(WHAT TO DO) Among the entries that follow, how many lines contain the word "JSON"? Give the number alone.

(SUPPLIED RECORDS)
--------------------

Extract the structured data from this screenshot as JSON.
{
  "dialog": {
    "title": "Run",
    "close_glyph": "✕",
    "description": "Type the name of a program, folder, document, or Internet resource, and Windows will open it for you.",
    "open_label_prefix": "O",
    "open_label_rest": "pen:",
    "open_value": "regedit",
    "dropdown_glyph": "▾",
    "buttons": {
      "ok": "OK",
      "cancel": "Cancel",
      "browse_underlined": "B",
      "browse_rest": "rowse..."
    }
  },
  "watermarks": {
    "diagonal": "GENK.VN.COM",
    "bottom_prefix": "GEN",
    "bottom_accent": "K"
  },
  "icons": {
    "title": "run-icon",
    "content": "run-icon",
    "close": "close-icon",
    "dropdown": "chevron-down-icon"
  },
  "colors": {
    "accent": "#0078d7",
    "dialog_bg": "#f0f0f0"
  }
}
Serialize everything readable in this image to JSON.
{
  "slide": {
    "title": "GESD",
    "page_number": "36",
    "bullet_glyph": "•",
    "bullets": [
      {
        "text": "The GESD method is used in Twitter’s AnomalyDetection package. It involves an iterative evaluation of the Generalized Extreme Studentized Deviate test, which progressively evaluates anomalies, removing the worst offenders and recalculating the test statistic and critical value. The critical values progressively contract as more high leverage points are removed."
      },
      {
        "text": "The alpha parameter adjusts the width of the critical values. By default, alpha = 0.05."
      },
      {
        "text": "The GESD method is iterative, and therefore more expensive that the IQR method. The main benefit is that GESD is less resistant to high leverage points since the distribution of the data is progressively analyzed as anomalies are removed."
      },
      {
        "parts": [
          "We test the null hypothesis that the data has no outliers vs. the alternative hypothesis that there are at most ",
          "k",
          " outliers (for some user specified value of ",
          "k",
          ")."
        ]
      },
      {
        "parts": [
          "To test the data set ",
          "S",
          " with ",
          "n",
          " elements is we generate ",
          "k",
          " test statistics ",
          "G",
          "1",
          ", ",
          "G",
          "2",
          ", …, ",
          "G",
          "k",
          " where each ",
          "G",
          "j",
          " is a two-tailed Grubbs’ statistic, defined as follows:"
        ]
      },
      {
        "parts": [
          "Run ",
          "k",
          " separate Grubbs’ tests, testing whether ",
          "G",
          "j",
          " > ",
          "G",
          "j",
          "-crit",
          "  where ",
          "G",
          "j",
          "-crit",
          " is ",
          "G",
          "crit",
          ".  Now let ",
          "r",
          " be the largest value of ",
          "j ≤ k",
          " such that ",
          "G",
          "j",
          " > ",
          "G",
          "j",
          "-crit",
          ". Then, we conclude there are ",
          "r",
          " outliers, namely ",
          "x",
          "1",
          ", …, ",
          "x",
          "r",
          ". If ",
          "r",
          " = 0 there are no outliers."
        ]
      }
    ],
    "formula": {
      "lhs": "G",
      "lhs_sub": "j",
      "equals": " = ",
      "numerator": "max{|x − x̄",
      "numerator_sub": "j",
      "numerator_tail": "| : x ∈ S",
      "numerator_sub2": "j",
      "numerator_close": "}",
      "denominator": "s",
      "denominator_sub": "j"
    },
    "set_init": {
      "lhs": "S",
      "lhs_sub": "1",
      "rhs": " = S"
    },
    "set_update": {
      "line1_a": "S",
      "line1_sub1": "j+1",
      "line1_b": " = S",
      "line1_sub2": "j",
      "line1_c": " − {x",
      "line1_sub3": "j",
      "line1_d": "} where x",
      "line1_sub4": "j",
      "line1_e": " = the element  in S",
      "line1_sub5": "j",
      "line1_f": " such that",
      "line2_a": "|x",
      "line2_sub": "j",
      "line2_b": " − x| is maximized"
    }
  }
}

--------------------

(RESULT) 2